Some business owners were concerned about the adjustments made to parking that would go along with the project. Joe Utterback, owner of Penny Lane at the southern end of the improvement area, is concerned about how many parking spaces will be left for his business when the project is officially completed.
“We’ve been there over 40 years (and) we have 30 employees, so it’s kind of hard to justify that,” Utterback said. “We have over 100 customers who use that parking lot every day. To me, it shows that the community would rather use our parking lot and the products in our store than use a bike path.”
Utterback is also concerned about the safety of those who use the road for shared use, in addition to using taxpayer money for the road with other places where people can bike nearby. Utterback said he doesn’t have a clear idea on how IDOT can change its design to conform to what works best for a business like Penny Lane.

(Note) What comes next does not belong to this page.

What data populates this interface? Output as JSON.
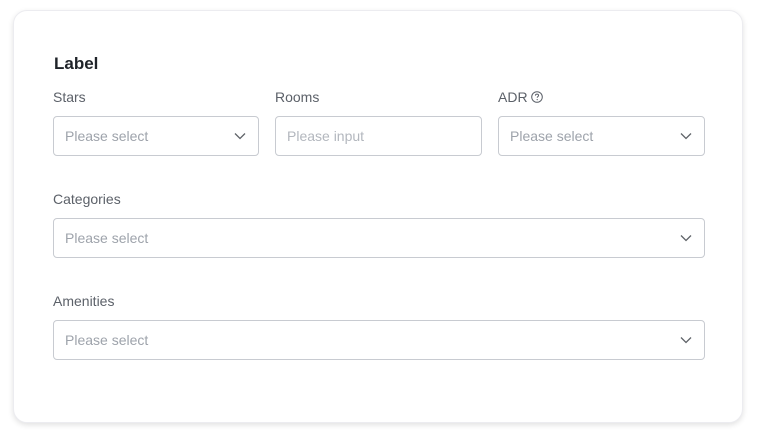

“We’re still fresh off that meeting, so we’re just trying to take it all in,” Utterback said. “We are open to suggestions and talking to them, exploring other options and seeing what can be done. But we don’t have one solution that will do the trick.”